Here’s The Story Of Anthony C. Acevedo, The First Mexican-American Recognized As A Holocaust Survivor
When people think of those that survived or died in the Holocaust, Mexican-Americans are not the first that come to mind. In fact, they might not come to mind at all. However, there’s are millions of non-Jewish people that were victims of Hitler’s regime. There are 11 million people, including gay people, priests, gypsies, people with mental or physical disabilities, communists, trade unionists, Jehovah’s Witnesses, anarchists, Poles and other Slavic peoples, and resistance fighters, whodied in World War II. Like Jewish people, the non-Jewish community were seen as “undesirables.” One of those undesirables was Anthony C. Acevedo, a military medic for the United States. He documented life and death at a Nazi concentration camp.
Anthony C. Acevedo, a World War II veteran and survivor of a Nazi camp, died at the age of 93.
While Acevedo died on Feb. 11, his family buried him on March 8 in Riverside, California.
“If I can describe my father with one word, it would be heart,” Acevedo’s daughter, Rebeca Acevedo-Carlin, said at an earlier memorial service, according to CNN.
“What an incredible, genuine man he was,” Fernando Acevedo, his son, said according to CNN. “He would always say have faith, care for others and, more importantly, love one another. I saw my father act with love toward everyone.”
Acevedo joined the U.S. Army as a medic in 1944.
Acevedo’s father was an engineer who worked for the U.S. government despite not having proper documentation. Acevedo’s mother died while he was a baby. In 1937, during the Great Depression, Acevedo’s father — like many Mexicans during that time — was deported to Mexico.
While Acevedo was born in San Bernardino, California, he went to Mexico to be with his dad.
In 2009, Acevedo said in an interview with The Press Enterprise that when he was interrogated by a German officer in 1945, the man knew all the details about his life.
“He pointed at me with his baton,” Acevedo said in 2009. “He knew everything about me. He knew about my family. He talked to me in Spanish and English. He said, ‘You were born in San Bernardino and raised in Pasadena. Your parents were kicked out of the United States. That’s what the Americans do.'”
On Jan. 6, 1945, Acevedo and 350 U.S. soldiers were captured during the Battle of the Bulge and sent to a Nazi prison and labor camp.
“The Germans were getting closer and closer,” Acevedo said, according to U.S. Latino & Latina World War II Oral History Project. “We ran out of ammunition until, finally, we were caught.”
For the next several months, Acevedo had to help his fellow soldiers since he was a medic, but he was also trying to survive. They all faced torture and illness from brutal beatings and barely any food, the Washington Post reports.
“At the time, you would eat anything to try and survive,” Acevedo said, according to U.S. Latino & Latina World War II Oral History Project.
When he arrived at the camp, Acevedo weighed 149 pounds, and after he was released he weighed only 87 pounds.

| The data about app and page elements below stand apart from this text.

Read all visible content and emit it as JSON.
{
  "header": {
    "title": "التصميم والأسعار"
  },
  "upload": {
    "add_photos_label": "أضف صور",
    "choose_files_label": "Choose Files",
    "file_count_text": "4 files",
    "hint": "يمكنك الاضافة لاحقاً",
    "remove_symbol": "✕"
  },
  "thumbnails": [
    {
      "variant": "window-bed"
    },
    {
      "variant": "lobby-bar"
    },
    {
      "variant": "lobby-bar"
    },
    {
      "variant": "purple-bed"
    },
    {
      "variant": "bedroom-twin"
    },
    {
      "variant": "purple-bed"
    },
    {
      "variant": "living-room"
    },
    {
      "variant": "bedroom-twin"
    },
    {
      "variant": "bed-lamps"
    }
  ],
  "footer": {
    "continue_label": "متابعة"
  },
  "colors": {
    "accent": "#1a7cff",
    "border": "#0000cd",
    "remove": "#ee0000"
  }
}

While at the prison camp, Acevedo risked his own life by keeping a journal and documenting every death he witnessed.
CREDIT: United States Holocaust Memorial Museum Collection, Gift of Anthony Acevedo
Here’s an example of one entry that the Washington Post reprinted.
Two more of our men died today + one last night makes 3 + 16 — makes 19; living in unsanitary conditions; water must be boiled before it is drinkened. No latrines. Deaths are increasing in great number.
When asked by the Holocaust Memorial Museum why he kept a journal and risked his life by doing so, he said: “It was my moral obligation to do so.”
“Prisoners were being murdered and tortured by the Nazis,” Acevedo told CNN in 2008. “Many of our men died, and I tried keeping track of who they were and how they died. I’m glad I did it.”
On April 23, 1945 the war ended and out of the 350 soldiers captured only 120 survived including Acevedo.
Acevedo spent the last two decades of his life volunteering at the veterans hospital where he passed away.
“They saluted my dad all the way up and down the hallway as we were walking. Four floors like that,” his son Fernando told CNN. “Nurses, doctors, patients who were able to stand — everyone was standing at attention saluting my dad. I tell you, that was really heavy.”
In 2010, Acevedo was the first Mexican-American to register as a Holocaust survivor at the U.S. Holocaust Memorial Museum .
CREDIT: Facebook/Travis Cole
Kyra Schuster, U.S. Holocaust Memorial Museum curator told CNN: “He was this man who, despite the odds against him, despite what he was going through and experiencing, it was still important for him to take care of others, to document what was happening, to make sure the world knew what had happened to them. That’s why he spoke out later in life. He was always putting other people ahead of himself. That’s how I see him, and that is so admirable.”